**PROBLEM**
In the data below, how many lines include the string "price"? Give only the number.

Component data from apps and pages:
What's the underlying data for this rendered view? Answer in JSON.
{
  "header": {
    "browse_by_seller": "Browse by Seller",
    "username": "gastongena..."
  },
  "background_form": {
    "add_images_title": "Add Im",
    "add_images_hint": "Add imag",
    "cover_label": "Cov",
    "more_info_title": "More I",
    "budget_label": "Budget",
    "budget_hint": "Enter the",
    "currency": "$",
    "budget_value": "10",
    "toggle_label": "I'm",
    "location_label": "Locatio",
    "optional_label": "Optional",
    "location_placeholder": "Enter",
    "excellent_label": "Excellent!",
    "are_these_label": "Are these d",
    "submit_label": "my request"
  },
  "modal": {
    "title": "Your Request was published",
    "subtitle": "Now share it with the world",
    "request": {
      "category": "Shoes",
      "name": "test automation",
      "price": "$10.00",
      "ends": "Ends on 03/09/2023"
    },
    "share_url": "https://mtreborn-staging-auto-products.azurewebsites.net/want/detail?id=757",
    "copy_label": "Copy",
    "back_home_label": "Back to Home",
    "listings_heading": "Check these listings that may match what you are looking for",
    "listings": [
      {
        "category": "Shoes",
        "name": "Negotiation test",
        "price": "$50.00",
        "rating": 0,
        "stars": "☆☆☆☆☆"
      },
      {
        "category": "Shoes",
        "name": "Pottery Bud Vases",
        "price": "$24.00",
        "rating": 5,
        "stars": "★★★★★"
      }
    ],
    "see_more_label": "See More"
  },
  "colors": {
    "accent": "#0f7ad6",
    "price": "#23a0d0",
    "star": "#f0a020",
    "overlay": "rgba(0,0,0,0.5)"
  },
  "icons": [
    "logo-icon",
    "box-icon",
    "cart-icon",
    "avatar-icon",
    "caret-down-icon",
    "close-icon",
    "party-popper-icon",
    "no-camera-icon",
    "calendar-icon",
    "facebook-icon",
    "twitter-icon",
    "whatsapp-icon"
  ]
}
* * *
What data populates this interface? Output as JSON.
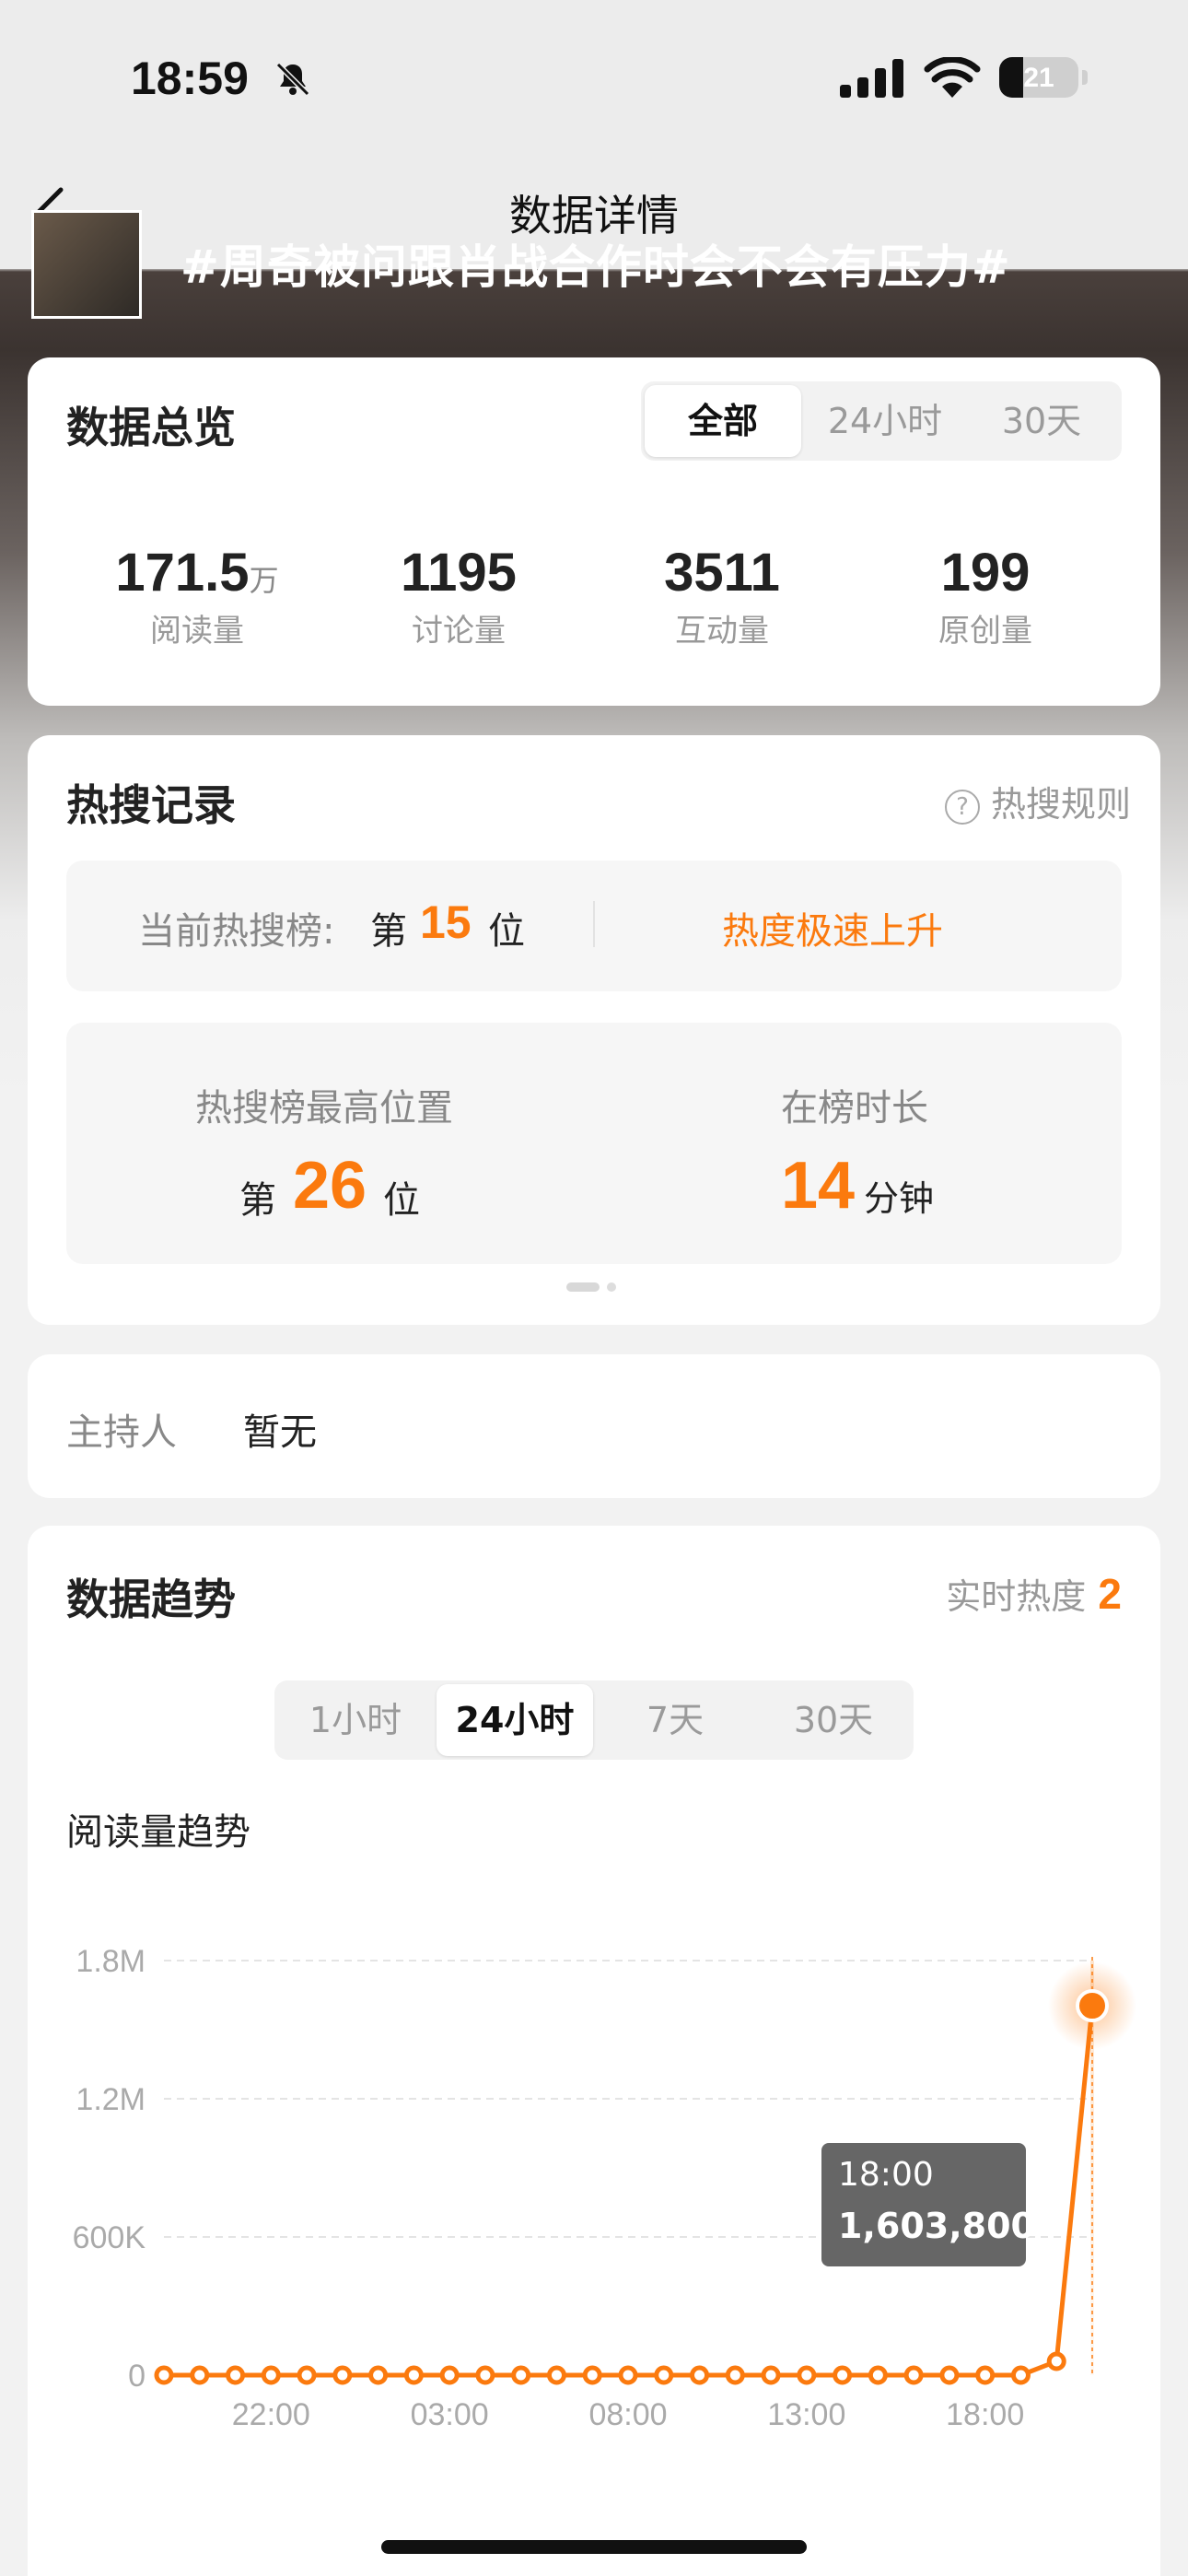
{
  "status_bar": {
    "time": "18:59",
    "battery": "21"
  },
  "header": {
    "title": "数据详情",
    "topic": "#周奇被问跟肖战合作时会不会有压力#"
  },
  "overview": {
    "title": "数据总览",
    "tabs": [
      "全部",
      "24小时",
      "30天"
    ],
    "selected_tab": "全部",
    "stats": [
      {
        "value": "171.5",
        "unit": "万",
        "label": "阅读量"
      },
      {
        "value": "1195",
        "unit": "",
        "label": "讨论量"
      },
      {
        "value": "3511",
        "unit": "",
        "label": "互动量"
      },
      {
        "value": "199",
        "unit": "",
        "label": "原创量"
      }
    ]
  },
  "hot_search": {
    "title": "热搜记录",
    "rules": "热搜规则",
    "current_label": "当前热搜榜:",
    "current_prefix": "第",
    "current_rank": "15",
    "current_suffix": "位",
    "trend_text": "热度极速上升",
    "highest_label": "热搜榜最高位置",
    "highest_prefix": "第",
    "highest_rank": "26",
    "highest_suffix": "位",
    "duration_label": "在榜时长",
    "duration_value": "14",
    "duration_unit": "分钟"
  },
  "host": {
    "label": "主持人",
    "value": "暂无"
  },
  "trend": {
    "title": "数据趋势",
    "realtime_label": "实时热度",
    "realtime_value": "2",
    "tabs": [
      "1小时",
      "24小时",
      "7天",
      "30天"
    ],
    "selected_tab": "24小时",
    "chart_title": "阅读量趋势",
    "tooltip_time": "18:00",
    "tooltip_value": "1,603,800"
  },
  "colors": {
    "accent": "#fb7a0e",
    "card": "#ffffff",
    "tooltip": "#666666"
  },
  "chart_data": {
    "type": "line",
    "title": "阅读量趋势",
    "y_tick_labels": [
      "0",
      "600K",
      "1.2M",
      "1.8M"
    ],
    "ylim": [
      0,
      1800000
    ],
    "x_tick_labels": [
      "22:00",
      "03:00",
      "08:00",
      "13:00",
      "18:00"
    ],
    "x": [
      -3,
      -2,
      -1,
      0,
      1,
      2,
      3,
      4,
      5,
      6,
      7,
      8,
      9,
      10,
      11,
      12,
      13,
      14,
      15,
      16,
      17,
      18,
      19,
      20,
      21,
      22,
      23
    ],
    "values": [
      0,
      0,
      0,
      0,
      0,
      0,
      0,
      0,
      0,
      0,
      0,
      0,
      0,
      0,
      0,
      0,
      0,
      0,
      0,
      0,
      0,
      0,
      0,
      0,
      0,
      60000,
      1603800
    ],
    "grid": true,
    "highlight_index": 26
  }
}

**REPLY TO THE TASK**
4